“When DOJ insists that Presidents can lawfully prevent their senior-level aides from responding to compelled congressional process and that neither the federal courts nor Congress has the power to do anything about it, DOJ promotes a conception of separation-of-powers principles that gets these constitutional commands exactly backwards,” Jackson wrote. “In reality, it is a core tenet of this Nation’s founding that the powers of a monarch must be split between the branches of the government to prevent tyranny.
Then-White House counsel Don McGahn looks on as President Donald Trump speaks during a cabinet meeting in October 2018. (Associated Press)
“As far as the duty to appear is concerned, this Court holds that Executive branch officials are not absolutely immune from compulsory congressional process—no matter how many times the Executive branch has asserted as much over the years—even if the President expressly directs such officials’ non-compliance,” she continued. “This result is unavoidable as a matter of basic constitutional law, as the Miers court recognized more than a decade ago.”

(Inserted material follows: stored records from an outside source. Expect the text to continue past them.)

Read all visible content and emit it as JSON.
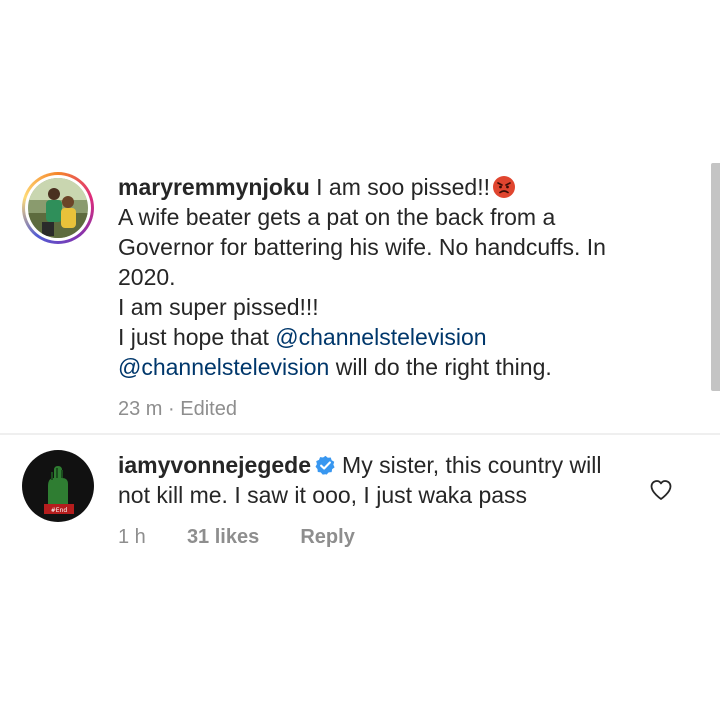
{
  "comments": [
    {
      "username": "maryremmynjoku",
      "first_line_text": "I am soo pissed!!",
      "emoji": "angry-face-icon",
      "lines": [
        "A wife beater gets a pat on the back from a",
        "Governor for battering his wife. No handcuffs.  In",
        "2020.",
        "I am super pissed!!!"
      ],
      "hope_text": "I just hope that",
      "mention_1": "@channelstelevision",
      "mention_2": "@channelstelevision",
      "closing_text": "will do the right thing.",
      "time": "23 m",
      "separator": "·",
      "edited_label": "Edited",
      "has_story_ring": true
    },
    {
      "username": "iamyvonnejegede",
      "verified": true,
      "text_line_1": "My sister, this country will",
      "text_line_2": "not kill me. I saw it ooo, I just waka pass",
      "time": "1 h",
      "likes": "31 likes",
      "reply_label": "Reply",
      "avatar_badge_text": "#End"
    }
  ],
  "colors": {
    "mention": "#00376b",
    "meta": "#8e8e8e",
    "verified": "#3897f0",
    "text": "#262626"
  }
}
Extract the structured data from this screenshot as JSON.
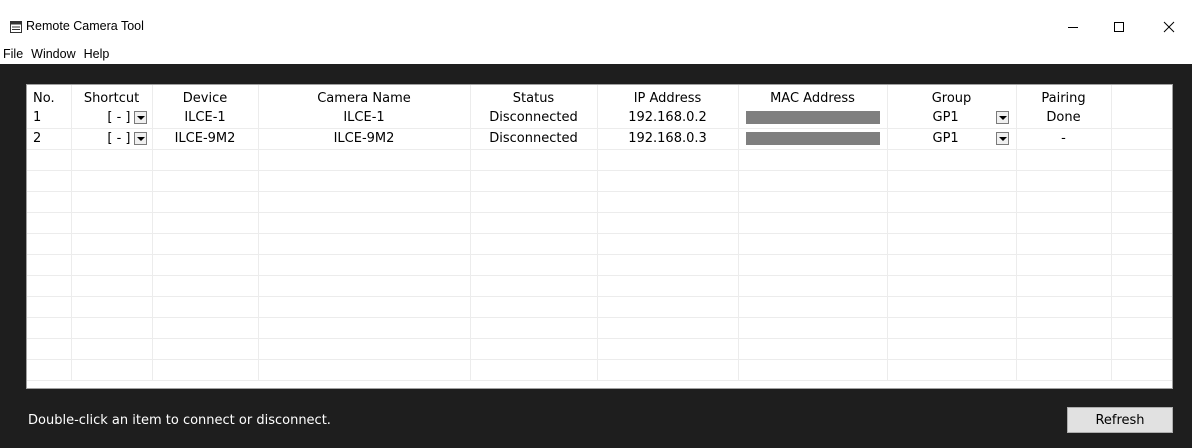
{
  "window": {
    "title": "Remote Camera Tool",
    "minimize_glyph": "—",
    "maximize_glyph": "☐",
    "close_glyph": "✕"
  },
  "menu": {
    "items": [
      "File",
      "Window",
      "Help"
    ]
  },
  "table": {
    "columns": [
      "No.",
      "Shortcut",
      "Device",
      "Camera Name",
      "Status",
      "IP Address",
      "MAC Address",
      "Group",
      "Pairing"
    ],
    "rows": [
      {
        "no": "1",
        "shortcut": "[ - ]",
        "device": "ILCE-1",
        "camera_name": "ILCE-1",
        "status": "Disconnected",
        "ip": "192.168.0.2",
        "mac_redacted": true,
        "group": "GP1",
        "pairing": "Done"
      },
      {
        "no": "2",
        "shortcut": "[ - ]",
        "device": "ILCE-9M2",
        "camera_name": "ILCE-9M2",
        "status": "Disconnected",
        "ip": "192.168.0.3",
        "mac_redacted": true,
        "group": "GP1",
        "pairing": "-"
      }
    ],
    "empty_rows": 11
  },
  "footer": {
    "hint": "Double-click an item to connect or disconnect.",
    "refresh_label": "Refresh"
  },
  "colors": {
    "client_bg": "#1e1e1e",
    "mac_redaction": "#7f7f7f",
    "button_bg": "#e1e1e1"
  }
}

Jackson concluded: “Today, this Court adds that this conclusion is inescapable precisely because compulsory appearance by dint of a subpoena is a legal construct, not a political one, and per the Constitution, no one is above the law. That is to say, however busy or essential a presidential aide might be, and whatever their proximity to sensitive domestic and national-security projects, the President does not have the power to excuse him or her from taking an action that the law requires.”
In May, White House Counsel Pat Cipollone penned a letter to Nadler notifying him that McGahn would not comply with the Democrats’ subpoena, which sought certain White House records given to McGahn that are related to Mueller’s investigation.
“The White House provided these records to Mr. McGahn in connection with its cooperation with the Special Counsel’s investigation and with the clear understanding that the records remain subject to the control of the White House for all purposes,” Cipollone wrote. “The White House records remain legally protected from disclosure under longstanding constitutional principles, because they implicate significant Executive Branch confidentiality interests and executive privilege.”
He added: “Because Mr. McGahn does not have the legal right to disclose these documents to third parties, I would ask the Committee to direct any request for such records to the White House, the appropriate legal custodian.”
Monday’s ruling comes hours after House Intelligence Committee Chairman Adam Schiff, D-Calif., signaled he would soon hand over a report — and control over the impeachment probe — to the House Judiciary Committee. However, Schiff also left open the possibility that more hearings before his panel could be possible.
“Today’s McGahn ruling is a very significant victory for congressional oversight, and for the American people,” Schiff said late Monday. “With today’s ruling, the courts have made it absolutely clear – first with Harriet Miers and now with Don McGahn – that absolute immunity is not a legitimate basis by which to prohibit senior White House officials from testifying before Congress. To those witnesses who hide behind fallacious claims of absolute immunity, this ruling shows again how meritless their position remains.”
Separately on Monday, the Supreme Court put a temporary hold on a lower court decision ordering accounting firm Mazars to turn over Trump tax return records, for now. The high court said it would entertain a writ for certiorari, essentially a formal appeal to the Supreme Court to hear the case on the merits, from the president by noon on Dec 5. If that writ is denied, the stay will be lifted.
Otherwise, the stay will remain in place until the Supreme Court hears and decides the case.
Fox News’ Shannon Bream and Jake Gibson contributed to this report.